ght try setting this on the normal setting. I would be real careful about putting it on too high a setting but you wanna test it for your own needs to see if this works for your type of photography or not. Long exposure noise reduction. I 'member one of my first Nikon camera I was shooting an exposure and I couldn't figure out why it took so long to take the second exposure. And so, with long exposures over a second in length or a second and more in length, the camera will shoot a second, dark exposure, in order to correct for any sort of noise problems in long exposures. And I've kind of wondered with modern cameras, how much good is this doing? And so I wanted to run it through a little bit of a test, and so I just took my standard subject, photographed it, used a long shutter speed and 30 seconds in this case, and I turned it on and off, and I can't see the difference at all. There is no significant difference in the noise between this at all. And all I know, is that after I left the noise reduction on, I couldn't shoot with the camera for 30 seconds. And so it certainly doesn't seem to be doing much good at all and so I would leave this turned off so that it allows you to shoot a little bit more quickly out in the field.

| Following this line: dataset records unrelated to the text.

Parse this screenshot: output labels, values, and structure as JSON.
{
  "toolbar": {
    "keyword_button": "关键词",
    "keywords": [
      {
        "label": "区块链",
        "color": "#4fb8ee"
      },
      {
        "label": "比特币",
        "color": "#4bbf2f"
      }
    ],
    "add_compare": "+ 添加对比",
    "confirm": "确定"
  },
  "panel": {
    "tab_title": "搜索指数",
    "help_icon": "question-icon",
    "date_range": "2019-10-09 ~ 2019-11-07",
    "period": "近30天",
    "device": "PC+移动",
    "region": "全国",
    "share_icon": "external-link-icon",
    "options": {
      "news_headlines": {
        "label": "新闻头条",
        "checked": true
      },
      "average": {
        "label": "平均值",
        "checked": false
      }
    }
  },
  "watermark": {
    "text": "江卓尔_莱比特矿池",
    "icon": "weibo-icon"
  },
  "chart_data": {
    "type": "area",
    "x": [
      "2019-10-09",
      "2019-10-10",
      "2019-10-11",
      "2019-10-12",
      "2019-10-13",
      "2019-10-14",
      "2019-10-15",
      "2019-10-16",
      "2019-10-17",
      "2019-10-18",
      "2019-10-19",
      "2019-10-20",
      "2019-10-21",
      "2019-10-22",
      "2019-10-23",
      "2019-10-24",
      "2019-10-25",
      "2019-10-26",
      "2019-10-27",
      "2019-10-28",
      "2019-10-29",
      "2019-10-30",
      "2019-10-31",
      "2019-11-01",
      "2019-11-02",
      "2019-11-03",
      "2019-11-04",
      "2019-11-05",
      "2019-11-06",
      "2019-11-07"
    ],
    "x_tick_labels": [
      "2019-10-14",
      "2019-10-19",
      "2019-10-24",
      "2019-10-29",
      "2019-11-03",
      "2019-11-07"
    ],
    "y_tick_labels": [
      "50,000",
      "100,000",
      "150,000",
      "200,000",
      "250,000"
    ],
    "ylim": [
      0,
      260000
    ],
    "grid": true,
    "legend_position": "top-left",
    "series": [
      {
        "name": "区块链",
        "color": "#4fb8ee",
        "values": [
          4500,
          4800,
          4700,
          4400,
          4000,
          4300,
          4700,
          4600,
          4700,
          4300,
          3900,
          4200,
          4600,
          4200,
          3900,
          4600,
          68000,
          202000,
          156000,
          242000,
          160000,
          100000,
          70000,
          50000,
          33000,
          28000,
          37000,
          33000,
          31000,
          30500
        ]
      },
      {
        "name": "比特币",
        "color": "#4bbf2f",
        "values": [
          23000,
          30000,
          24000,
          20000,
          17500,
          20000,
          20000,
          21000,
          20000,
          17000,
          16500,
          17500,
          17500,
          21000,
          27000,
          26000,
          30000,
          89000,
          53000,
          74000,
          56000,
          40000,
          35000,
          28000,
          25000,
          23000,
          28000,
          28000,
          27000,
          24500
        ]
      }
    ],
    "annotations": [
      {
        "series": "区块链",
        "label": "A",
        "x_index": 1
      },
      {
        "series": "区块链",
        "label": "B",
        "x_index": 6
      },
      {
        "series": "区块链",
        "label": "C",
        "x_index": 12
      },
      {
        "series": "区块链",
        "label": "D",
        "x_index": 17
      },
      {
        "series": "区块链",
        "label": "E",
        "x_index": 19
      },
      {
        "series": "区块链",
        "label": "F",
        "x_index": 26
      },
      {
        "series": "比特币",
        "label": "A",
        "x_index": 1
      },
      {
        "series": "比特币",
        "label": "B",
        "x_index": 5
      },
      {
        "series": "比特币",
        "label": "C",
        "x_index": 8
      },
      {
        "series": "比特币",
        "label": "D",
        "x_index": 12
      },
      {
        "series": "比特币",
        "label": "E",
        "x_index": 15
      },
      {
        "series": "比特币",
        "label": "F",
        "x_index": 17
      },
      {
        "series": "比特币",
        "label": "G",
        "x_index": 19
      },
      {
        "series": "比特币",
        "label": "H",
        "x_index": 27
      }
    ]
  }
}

I know from doing nature photography, where you do a 10 second exposure, it's nice to be able to get on and do that next 10 second exposure and not wait for your camera to process, especially when it's not doing your image any good at all. And then once again, this is only working with JPEGs not with RAW, it's one of the image manipulation features that has no impact on the RAWs, it's only affecting the JPEGs. Very similar to what we just talked about, is high ISO noise reduction. So when you shoot at higher ISOs the cameras can go in and correct for that. So let's take a look at what the camera does here and I will tell you right now it has much greater impact than the long exposure noise reduction, so it's gonna be a little bit more careful of a choice we're gonna need to make here. And so, here at ISO 6400, this camera is still pretty clean, but when we turn it on high or normal it's cleaning up that noise in those dark areas quite a bit. Let's crank up the ISO to 25, and as you turn that noise reduction on high, it's starting to really mar the details. And so I would really, really hesitate about setting this camera into a high noise reduction mode, because you're gonna be losing a little bit of the sharpness. And so there's this trade off between noise and sharpness that you're gonna need to make. And are we gonna go further? Let's go up to 100, and shoot with the four different settings from turned off to high. So if you shoot in RAW, this stuff doesn't matter at all. If you shoot in JPEG, you kinda wanna pay attention and draw a careful line as to how much correction you want done in the camera. And for the most part, I would just warn about probably not setting it to the high setting, either setting it to the low or the normal setting if you want the camera to take care of some of those problems for you. Next up is Vignette control. And so we could either turn this off or have three different settings for it. Vignette control is for lenses that are a little bit darker in the corners than they are in the center. This is most common with fast aperture lenses and wide angle lenses. And so here we have vignetting in the corners. We can correct for it. Nikon knows how much vignetting each of their lenses have and they can automatically correct for this. The funny thing is is that if I shoot people photography, I'm often adding vignette to it, and so there's a whole group of photographers who want the vignette and don't wanna correct for it at all. Once again, it will not be corrected in RAW images, this is only correcting for it in JPEG images. And so this is a bit of a personal choice as to what you think works best for your photography. Auto distortion control. Very few people like distortion. So as an example, here is a photograph that is distorted. Look at that horizon line, and let me jump back and forth between these two photos, and you can clearly see the distorted image does not look as good. And so we can correct for it. And Nikon knows how much distortion their lenses have. Ee gads, do their lenses have distortion? Some of them do, yes folks. And so you can automatically correct for it and once again, only in JPEGs not in RAWs but very few people like distortion so leave that one turned on.